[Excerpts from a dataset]
------------------------------------------------------------

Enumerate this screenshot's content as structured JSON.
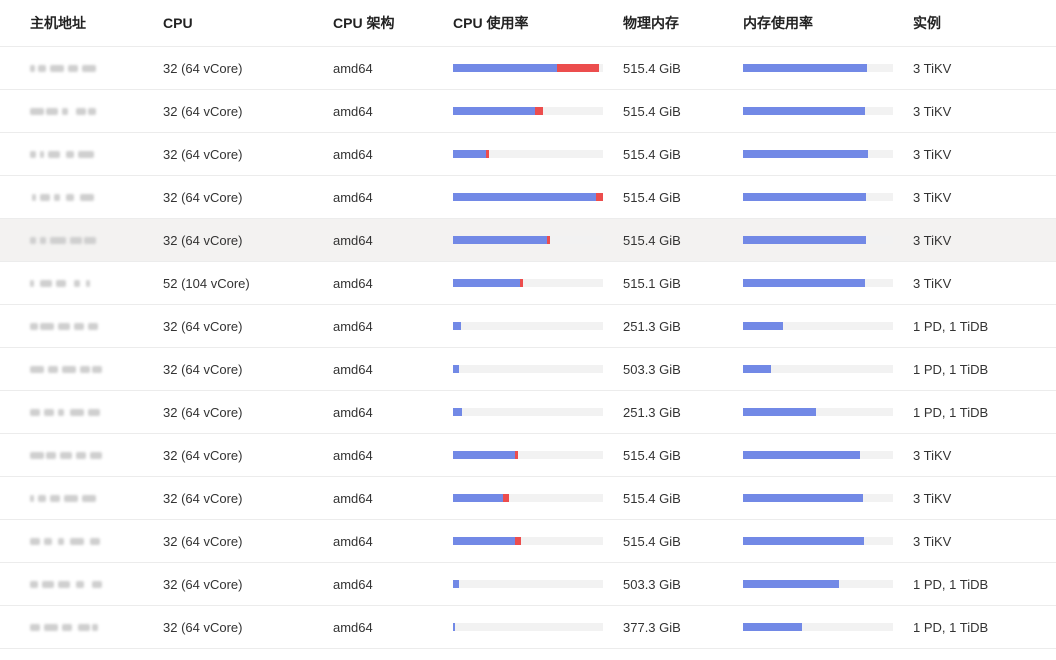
{
  "colors": {
    "bar_blue": "#7289e6",
    "bar_red": "#ec4d4d",
    "bar_track": "#f2f2f2",
    "row_hover": "#f3f2f1"
  },
  "columns": {
    "host": "主机地址",
    "cpu": "CPU",
    "arch": "CPU 架构",
    "cpu_usage": "CPU 使用率",
    "memory": "物理内存",
    "memory_usage": "内存使用率",
    "instances": "实例"
  },
  "rows": [
    {
      "cpu": "32 (64 vCore)",
      "arch": "amd64",
      "cpu_usage": {
        "blue": 0.693,
        "red": 0.28
      },
      "memory": "515.4 GiB",
      "memory_usage": 0.827,
      "instances": "3 TiKV"
    },
    {
      "cpu": "32 (64 vCore)",
      "arch": "amd64",
      "cpu_usage": {
        "blue": 0.547,
        "red": 0.053
      },
      "memory": "515.4 GiB",
      "memory_usage": 0.813,
      "instances": "3 TiKV"
    },
    {
      "cpu": "32 (64 vCore)",
      "arch": "amd64",
      "cpu_usage": {
        "blue": 0.22,
        "red": 0.02
      },
      "memory": "515.4 GiB",
      "memory_usage": 0.833,
      "instances": "3 TiKV"
    },
    {
      "cpu": "32 (64 vCore)",
      "arch": "amd64",
      "cpu_usage": {
        "blue": 0.953,
        "red": 0.047
      },
      "memory": "515.4 GiB",
      "memory_usage": 0.82,
      "instances": "3 TiKV"
    },
    {
      "cpu": "32 (64 vCore)",
      "arch": "amd64",
      "cpu_usage": {
        "blue": 0.627,
        "red": 0.02
      },
      "memory": "515.4 GiB",
      "memory_usage": 0.82,
      "instances": "3 TiKV",
      "hover": true
    },
    {
      "cpu": "52 (104 vCore)",
      "arch": "amd64",
      "cpu_usage": {
        "blue": 0.447,
        "red": 0.02
      },
      "memory": "515.1 GiB",
      "memory_usage": 0.813,
      "instances": "3 TiKV"
    },
    {
      "cpu": "32 (64 vCore)",
      "arch": "amd64",
      "cpu_usage": {
        "blue": 0.053,
        "red": 0
      },
      "memory": "251.3 GiB",
      "memory_usage": 0.267,
      "instances": "1 PD, 1 TiDB"
    },
    {
      "cpu": "32 (64 vCore)",
      "arch": "amd64",
      "cpu_usage": {
        "blue": 0.04,
        "red": 0
      },
      "memory": "503.3 GiB",
      "memory_usage": 0.187,
      "instances": "1 PD, 1 TiDB"
    },
    {
      "cpu": "32 (64 vCore)",
      "arch": "amd64",
      "cpu_usage": {
        "blue": 0.06,
        "red": 0
      },
      "memory": "251.3 GiB",
      "memory_usage": 0.487,
      "instances": "1 PD, 1 TiDB"
    },
    {
      "cpu": "32 (64 vCore)",
      "arch": "amd64",
      "cpu_usage": {
        "blue": 0.413,
        "red": 0.02
      },
      "memory": "515.4 GiB",
      "memory_usage": 0.78,
      "instances": "3 TiKV"
    },
    {
      "cpu": "32 (64 vCore)",
      "arch": "amd64",
      "cpu_usage": {
        "blue": 0.333,
        "red": 0.04
      },
      "memory": "515.4 GiB",
      "memory_usage": 0.8,
      "instances": "3 TiKV"
    },
    {
      "cpu": "32 (64 vCore)",
      "arch": "amd64",
      "cpu_usage": {
        "blue": 0.413,
        "red": 0.04
      },
      "memory": "515.4 GiB",
      "memory_usage": 0.807,
      "instances": "3 TiKV"
    },
    {
      "cpu": "32 (64 vCore)",
      "arch": "amd64",
      "cpu_usage": {
        "blue": 0.04,
        "red": 0
      },
      "memory": "503.3 GiB",
      "memory_usage": 0.64,
      "instances": "1 PD, 1 TiDB"
    },
    {
      "cpu": "32 (64 vCore)",
      "arch": "amd64",
      "cpu_usage": {
        "blue": 0.013,
        "red": 0
      },
      "memory": "377.3 GiB",
      "memory_usage": 0.393,
      "instances": "1 PD, 1 TiDB"
    }
  ]
}
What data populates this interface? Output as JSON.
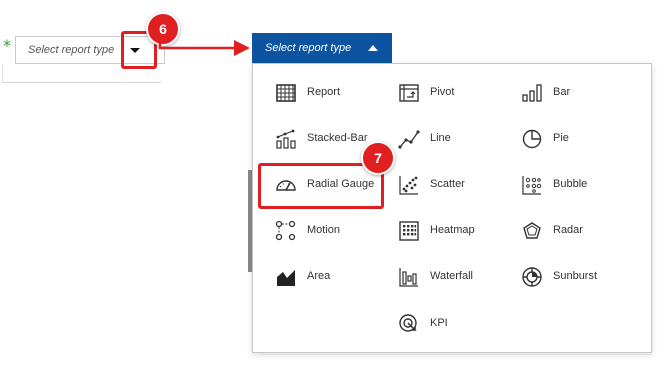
{
  "field": {
    "required_marker": "*",
    "placeholder": "Select report type"
  },
  "dropdown": {
    "button_label": "Select report type",
    "options": [
      {
        "label": "Report",
        "icon": "grid-icon"
      },
      {
        "label": "Pivot",
        "icon": "pivot-icon"
      },
      {
        "label": "Bar",
        "icon": "bar-chart-icon"
      },
      {
        "label": "Stacked-Bar",
        "icon": "stacked-bar-icon"
      },
      {
        "label": "Line",
        "icon": "line-chart-icon"
      },
      {
        "label": "Pie",
        "icon": "pie-chart-icon"
      },
      {
        "label": "Radial Gauge",
        "icon": "gauge-icon"
      },
      {
        "label": "Scatter",
        "icon": "scatter-icon"
      },
      {
        "label": "Bubble",
        "icon": "bubble-icon"
      },
      {
        "label": "Motion",
        "icon": "motion-icon"
      },
      {
        "label": "Heatmap",
        "icon": "heatmap-icon"
      },
      {
        "label": "Radar",
        "icon": "radar-icon"
      },
      {
        "label": "Area",
        "icon": "area-chart-icon"
      },
      {
        "label": "Waterfall",
        "icon": "waterfall-icon"
      },
      {
        "label": "Sunburst",
        "icon": "sunburst-icon"
      },
      {
        "label": "KPI",
        "icon": "kpi-icon"
      }
    ]
  },
  "annotations": {
    "step_a": "6",
    "step_b": "7",
    "highlight_color": "#e02020",
    "accent_color": "#0c54a0"
  }
}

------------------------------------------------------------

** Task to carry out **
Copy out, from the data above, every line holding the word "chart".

** Exercise response **
        "icon": "bar-chart-icon"
        "icon": "line-chart-icon"
        "icon": "pie-chart-icon"
        "icon": "area-chart-icon"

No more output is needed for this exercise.